Cannabis Coins: The Future of Cryptocurrency in a Red-Hot Field

The advent of cryptocurrency has given rise to the idea that we may one day have one universal currency. However wrong or right that might be, what is also clear is that the different types of alt-coins that exist today number in the thousands. Cryptocurrency has thus created a dichotomy of opinion when it comes to the future of universal currency. Nevertheless, an interesting twist to this debate is the growing number of industry-specific alt-coins. There are coins for everything from the gun industry to the adult entertainment industry, and even for bananas.

One particular industry that will likely eat up large swaths of the alt-coin market is the cannabis industry, a hot topic for cannabis lawyers in Los Angeles and the rest of the country. Cannabis alt-coins could potentially allow the American cannabis industry to reach new heights by streamlining the transactions process in the midst of marijuana’s continued federal illegality (as well as continued illegality in many states). Some of the early heavy hitters in this space have included: PotCoin (POT), CannabisCoin (CANN), DopeCoin (DOPE), HempCoin (THC), CannaCoin (CCN).

Cannabis coins are an interesting case study. Many of them launched in 2014 to capitalize on Colorado’s legalization of marijuana but have laid relatively dormant compared to many other popular alt-coins. However, these cannabis coins boast unique features that may one day help increase transaction productivity in the cannabis industry.

Transaction speeds. Some cannabis coins boast transaction speeds of 40 seconds, blowing away BitCoin’s process speed of approximately one hour on average. The lull for the larger coins has worried many investors that the lag encourages fraudulent transfers since Bitcoin features insecure passwords, autonomous users, and a general lack of comprehensive regulation.
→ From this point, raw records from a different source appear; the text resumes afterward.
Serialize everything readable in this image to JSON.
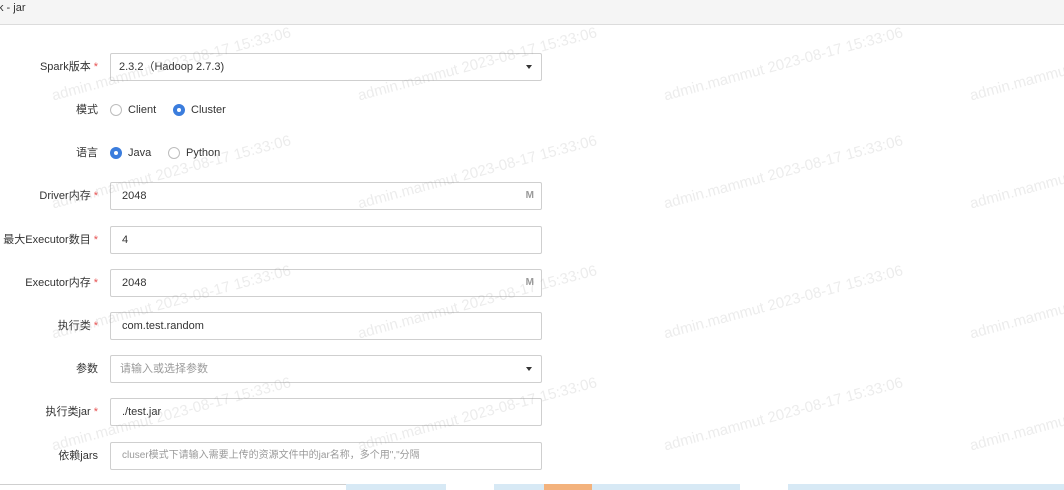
{
  "window": {
    "title": "k - jar"
  },
  "form": {
    "spark_version": {
      "label": "Spark版本",
      "required_mark": "*",
      "value": "2.3.2（Hadoop 2.7.3)"
    },
    "mode": {
      "label": "模式",
      "options": [
        {
          "label": "Client",
          "checked": false
        },
        {
          "label": "Cluster",
          "checked": true
        }
      ]
    },
    "language": {
      "label": "语言",
      "options": [
        {
          "label": "Java",
          "checked": true
        },
        {
          "label": "Python",
          "checked": false
        }
      ]
    },
    "driver_memory": {
      "label": "Driver内存",
      "required_mark": "*",
      "value": "2048",
      "suffix": "M"
    },
    "max_executors": {
      "label": "最大Executor数目",
      "required_mark": "*",
      "value": "4"
    },
    "executor_memory": {
      "label": "Executor内存",
      "required_mark": "*",
      "value": "2048",
      "suffix": "M"
    },
    "main_class": {
      "label": "执行类",
      "required_mark": "*",
      "value": "com.test.random"
    },
    "params": {
      "label": "参数",
      "placeholder": "请输入或选择参数"
    },
    "main_jar": {
      "label": "执行类jar",
      "required_mark": "*",
      "value": "./test.jar"
    },
    "dependency_jars": {
      "label": "依赖jars",
      "placeholder": "cluser模式下请输入需要上传的资源文件中的jar名称，多个用\",\"分隔"
    }
  },
  "watermark": {
    "text": "admin.mammut 2023-08-17 15:33:06"
  },
  "colors": {
    "accent": "#3b7ddd",
    "required": "#e65252",
    "strip_blue": "#d7e9f5",
    "strip_orange": "#f3b27c"
  }
}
Proof-of-Stake instead of Proof-of-Work Concept. Certain cannabis coins, such as PotCoin, have transitioned to a proof-of-stake concept, which allows a person to mine or validate block transactions according to how many coins are owned by that person. This model solves a problem that major coins like Bitcoin may one day run into, which is the day when mining will slow due to a lack of rewards for mining, the result of Bitcoin’s proof-of-work model that rewards the miner that verifies the legitimacy of any Bitcoin transaction block, without personal limit. The problem creates the possibility of a 51% attack, which occurs when a miner or mining pool controls 51% of the computational power of the network and creates fraudulent blocks of transactions for himself or herself while invalidating the transactions of others in the network. The proof-of-stake concept limits a miner to mining his or her percentage share of the coin. Theoretically, this makes the coin more trustworthy, an advantage for cannabis coins adopting the proof-of-stake model including PotCoin.

Industry diversification. Many cannabis coins seek to satisfy different areas of the cannabis market, seemingly allowing for one or several cannabis niche markets to thrive under the alt-coin transactions model. For example, HempCoin is designed almost solely for the purposes of the farming and dispensary industries, leaving other coins to tackle individual transactions. Meanwhile, the newcomer Paragon seeks to provide regulatory solutions for the “fractured cannabis industry.”

Overall, the possibilities for improving cannabis transactions with cannabis-based alt-coins are intriguing considering the growth of technology and lack of regulation in the space combined with the exponentially growing (legal) American marijuana market.

For specific advice on how to navigate the cryptocurrency universe, the cannabis industry, and the intersection of the two, please contact ADLI Law Group.